Denise K. Fourie, Cuesta College
Reading: Triumphs From the Ancient World's First Think
Smithsonian - June 1985: 158-168
by Lionel Casson
When Pericles and Sophocles were in school in Athens they had the same trouble reading Homer as
modern schoolboys do reading Shakespeare. The Iliad and Odyssey, written some 300 years before
their time, were full of old-fashioned expressions and obsolete words. We turn to a dictionary for
enlightenment. They could not: there was no such thing. And would not be for two more centuries,
not until after 300 BC when scholars, slaving away in far-off Alexandria, took the first steps toward
Invention brings to mind the wheel, the cotton gin, the steam engine, the telegraph. But the
dictionary had to be invented too, as well as the encyclopedia, the textbook, even the grammar book.
These tools of learning are so much a part of life today that it is hard to imagine a time when they

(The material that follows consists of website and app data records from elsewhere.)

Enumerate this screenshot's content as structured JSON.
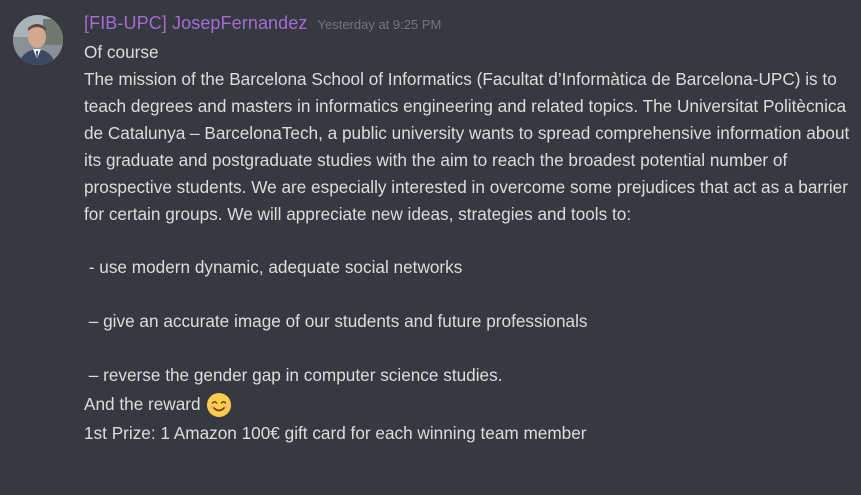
{
  "message": {
    "username": "[FIB-UPC] JosepFernandez",
    "timestamp": "Yesterday at 9:25 PM",
    "lines": {
      "l1": "Of course",
      "mission": "The mission of the Barcelona School of Informatics (Facultat d’Informàtica de Barcelona-UPC) is to teach degrees and masters in informatics engineering and related topics. The Universitat Politècnica de Catalunya – BarcelonaTech, a public university wants to spread comprehensive information about its graduate and postgraduate studies with the aim to reach the broadest potential number of prospective students. We are especially interested in overcome some prejudices that act as a barrier for certain groups. We will appreciate new ideas, strategies and tools to:",
      "bullet1": " - use modern dynamic, adequate social networks",
      "bullet2": " – give an accurate image of our students and future professionals",
      "bullet3": " – reverse the gender gap in computer science studies.",
      "reward": "And the reward",
      "prize": "1st Prize: 1 Amazon 100€ gift card for each winning team member"
    },
    "emoji": "smiling-face-with-smiling-eyes"
  },
  "colors": {
    "background": "#36393f",
    "username": "#a66bd4",
    "text": "#dcddde",
    "timestamp": "#72767d"
  }
}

did not exist. But there was—a long time: Thucydides wrote the History of the Peloponnesian War,
Sophocles wrote Oedipus, Euripides Medea, Plato his dialogues, without these simple devices for
storing and retrieving information.
For schoolboy Pericles and schoolboy Sophocles homework did not consist of doing term papers or
anything else that involved research. It meant memorizing passages from the great books—the epics
of Homer and Hesiod, the odes of Pindar, the tragedies of Aeschylus. Research, to be sure, existed—
Thucydides could hardly have written his history without it but it depended upon the collecting of
notes and a well-developed memory, not on a shelf full of reference works.
Then, around 300 BC, a remarkable institution came into being, the great library and museum at
Alexandria. It was the world's first think tank.
With a little help from Plato and Aristotle
Before that, of course, the situation had begun to change. During the fourth century BC, with help
from Plato and Aristotle, philosophy became the Greeks' dominant interest. Aristotle's philosophical
enquiries involved carefully observing and recording nature; he himself wrote treatises on biology
and zoology, and his favorite pupil, Theopllrastus, turned out treatises on botany. Soon the doors of
scholarship were thrown wide open and Greeks busied themselves amassing facts of all sorts.
When Alexander the Great died at Babylon in 323 BC, one of his generals, the canny Ptolemy,
promptly took over as king of Egypt, a land where the fertile Nile valley ensured a full treasury.
Much of it was spent by Ptolemy and his successors on embellishing the capital at Alexandria.
Having somehow got his hands on Alexander's corpse (there were those who claimed he stole it as it